■ Problem to solve ■
Pictures are to be excluded. Please print only the lines from the one containing "Convert this screenshot" through the end of the data, exactly as they appear.

=== Begin Enclosure ===

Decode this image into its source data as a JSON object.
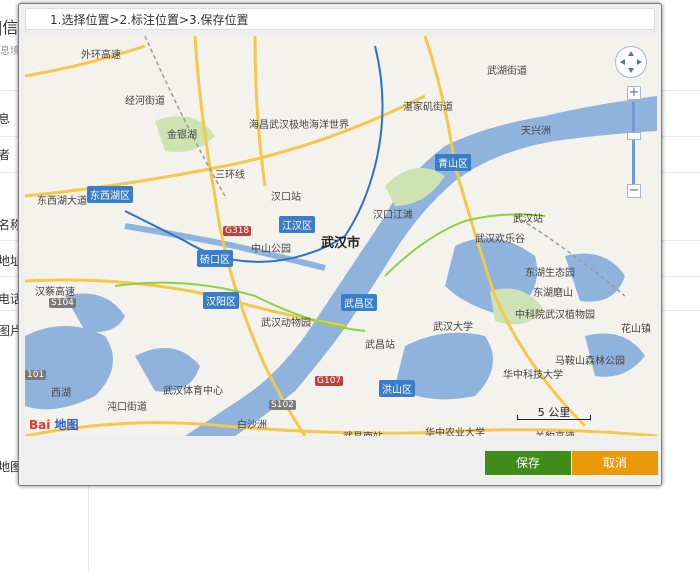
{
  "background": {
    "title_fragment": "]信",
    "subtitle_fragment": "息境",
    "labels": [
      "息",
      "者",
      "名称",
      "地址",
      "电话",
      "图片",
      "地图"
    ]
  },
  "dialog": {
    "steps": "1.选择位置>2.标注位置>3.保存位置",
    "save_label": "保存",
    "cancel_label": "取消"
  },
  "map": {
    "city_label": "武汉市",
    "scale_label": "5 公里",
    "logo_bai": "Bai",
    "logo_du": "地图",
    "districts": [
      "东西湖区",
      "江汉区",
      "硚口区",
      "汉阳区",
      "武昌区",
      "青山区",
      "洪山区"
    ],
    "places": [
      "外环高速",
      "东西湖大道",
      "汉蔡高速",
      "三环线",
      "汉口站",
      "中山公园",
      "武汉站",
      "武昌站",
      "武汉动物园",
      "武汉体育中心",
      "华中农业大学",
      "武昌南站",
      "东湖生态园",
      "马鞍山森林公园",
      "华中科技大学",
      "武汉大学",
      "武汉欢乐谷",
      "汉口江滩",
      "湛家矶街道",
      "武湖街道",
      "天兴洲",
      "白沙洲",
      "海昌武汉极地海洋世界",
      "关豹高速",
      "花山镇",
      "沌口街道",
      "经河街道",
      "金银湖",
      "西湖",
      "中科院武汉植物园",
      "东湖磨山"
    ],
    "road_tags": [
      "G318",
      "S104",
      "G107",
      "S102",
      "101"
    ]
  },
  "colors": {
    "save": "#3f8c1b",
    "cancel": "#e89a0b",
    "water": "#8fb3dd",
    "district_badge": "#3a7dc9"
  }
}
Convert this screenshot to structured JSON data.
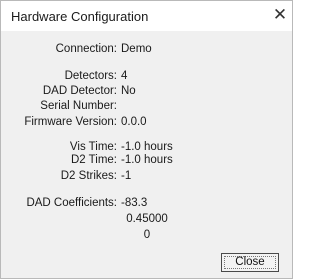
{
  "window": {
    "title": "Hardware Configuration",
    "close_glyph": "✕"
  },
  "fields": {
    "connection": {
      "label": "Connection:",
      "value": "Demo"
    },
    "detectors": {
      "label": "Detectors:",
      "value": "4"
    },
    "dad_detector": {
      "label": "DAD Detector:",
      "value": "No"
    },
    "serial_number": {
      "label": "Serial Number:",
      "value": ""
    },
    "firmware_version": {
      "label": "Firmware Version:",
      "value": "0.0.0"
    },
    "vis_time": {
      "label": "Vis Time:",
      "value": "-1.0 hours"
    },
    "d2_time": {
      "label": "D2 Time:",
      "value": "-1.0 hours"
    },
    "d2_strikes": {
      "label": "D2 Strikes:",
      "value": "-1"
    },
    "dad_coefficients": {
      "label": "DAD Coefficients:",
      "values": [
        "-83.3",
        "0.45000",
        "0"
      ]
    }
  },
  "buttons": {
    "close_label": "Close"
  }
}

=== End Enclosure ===

■ Answer below ■
Convert this screenshot to structured JSON data.
{
  "window": {
    "title": "Hardware Configuration",
    "close_glyph": "✕"
  },
  "fields": {
    "connection": {
      "label": "Connection:",
      "value": "Demo"
    },
    "detectors": {
      "label": "Detectors:",
      "value": "4"
    },
    "dad_detector": {
      "label": "DAD Detector:",
      "value": "No"
    },
    "serial_number": {
      "label": "Serial Number:",
      "value": ""
    },
    "firmware_version": {
      "label": "Firmware Version:",
      "value": "0.0.0"
    },
    "vis_time": {
      "label": "Vis Time:",
      "value": "-1.0 hours"
    },
    "d2_time": {
      "label": "D2 Time:",
      "value": "-1.0 hours"
    },
    "d2_strikes": {
      "label": "D2 Strikes:",
      "value": "-1"
    },
    "dad_coefficients": {
      "label": "DAD Coefficients:",
      "values": [
        "-83.3",
        "0.45000",
        "0"
      ]
    }
  },
  "buttons": {
    "close_label": "Close"
  }
}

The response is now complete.